IT organizations are turning into cloud service brokers accountable not only for tasks, but for outcomes as well, according to a new report from Frost & Sullivan that examines the service broker model.
It is becoming more common for IT organizations to act as a service broker to the business, particularly as more businesses are adopting "IT as a Service" models, according to Lynda Stadtmueller, VP of cloud computing services at Frost & Sullivan. "In this role, IT employees select, deploy and manage cloud-based services to optimally meet the objectives of their new business stakeholder 'clients.'"
Among other things, the cloud service broker role requires "continually monitoring and tweaking cloud workloads to improve performance or costs," according to the report.
Cloud-empowered capabilities are allowing companies to use technology for its strategic value. But implementing a cloud strategy can be difficult.
Dedicating IT personnel to managing the process makes sense and allows them to focus on strategy and deployments rather than more traditional IT tasks. This is especially important as enterprises continue to reduce the number of workloads housed in on-premise environments.
It is becoming more common for executives to approach technology investments for their strategic value.
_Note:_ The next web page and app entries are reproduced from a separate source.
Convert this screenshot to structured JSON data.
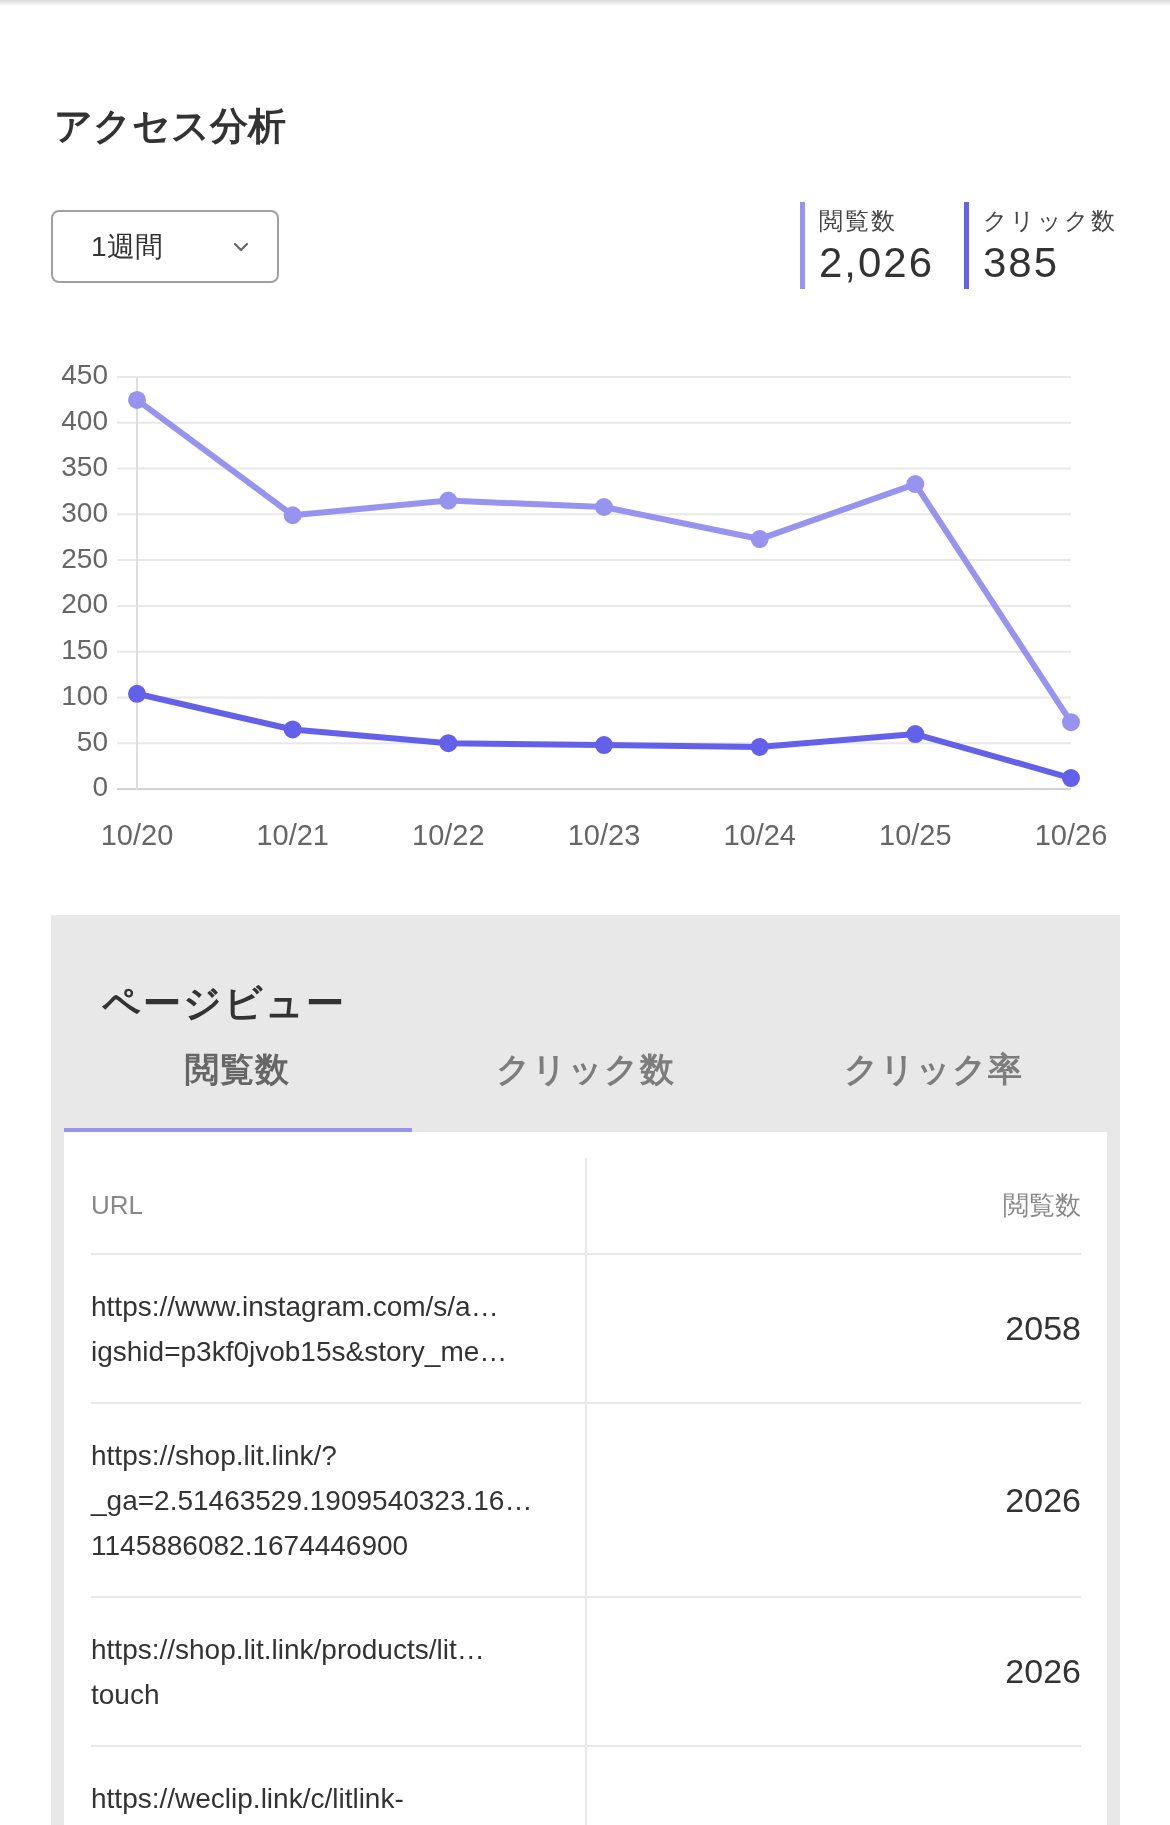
{
  "page_title": "アクセス分析",
  "period_select": {
    "value": "1週間"
  },
  "stats": [
    {
      "label": "閲覧数",
      "value": "2,026",
      "color": "#9794f0"
    },
    {
      "label": "クリック数",
      "value": "385",
      "color": "#6360ea"
    }
  ],
  "chart": {
    "chart_data": {
      "type": "line",
      "grid": true,
      "categories": [
        "10/20",
        "10/21",
        "10/22",
        "10/23",
        "10/24",
        "10/25",
        "10/26"
      ],
      "series": [
        {
          "color": "#9794f0",
          "marker": "circle",
          "values": [
            425,
            299,
            315,
            308,
            273,
            333,
            73
          ]
        },
        {
          "color": "#6360ea",
          "marker": "circle",
          "values": [
            104,
            65,
            50,
            48,
            46,
            60,
            12
          ]
        }
      ],
      "ylim": [
        0,
        450
      ],
      "yticks": [
        0,
        50,
        100,
        150,
        200,
        250,
        300,
        350,
        400,
        450
      ]
    }
  },
  "page_view": {
    "title": "ページビュー",
    "tabs": [
      {
        "label": "閲覧数",
        "selected": true
      },
      {
        "label": "クリック数",
        "selected": false
      },
      {
        "label": "クリック率",
        "selected": false
      }
    ],
    "table": {
      "columns": [
        "URL",
        "閲覧数"
      ],
      "rows": [
        {
          "url": "https://www.instagram.com/s/a…\nigshid=p3kf0jvob15s&story_me…",
          "views": "2058"
        },
        {
          "url": "https://shop.lit.link/?\n_ga=2.51463529.1909540323.16…\n1145886082.1674446900",
          "views": "2026"
        },
        {
          "url": "https://shop.lit.link/products/lit…\ntouch",
          "views": "2026"
        },
        {
          "url": "https://weclip.link/c/litlink-"
        }
      ]
    }
  }
}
Cloud, in particular, is a lure because of its ability to process large computing loads and offer more analytical capabilities.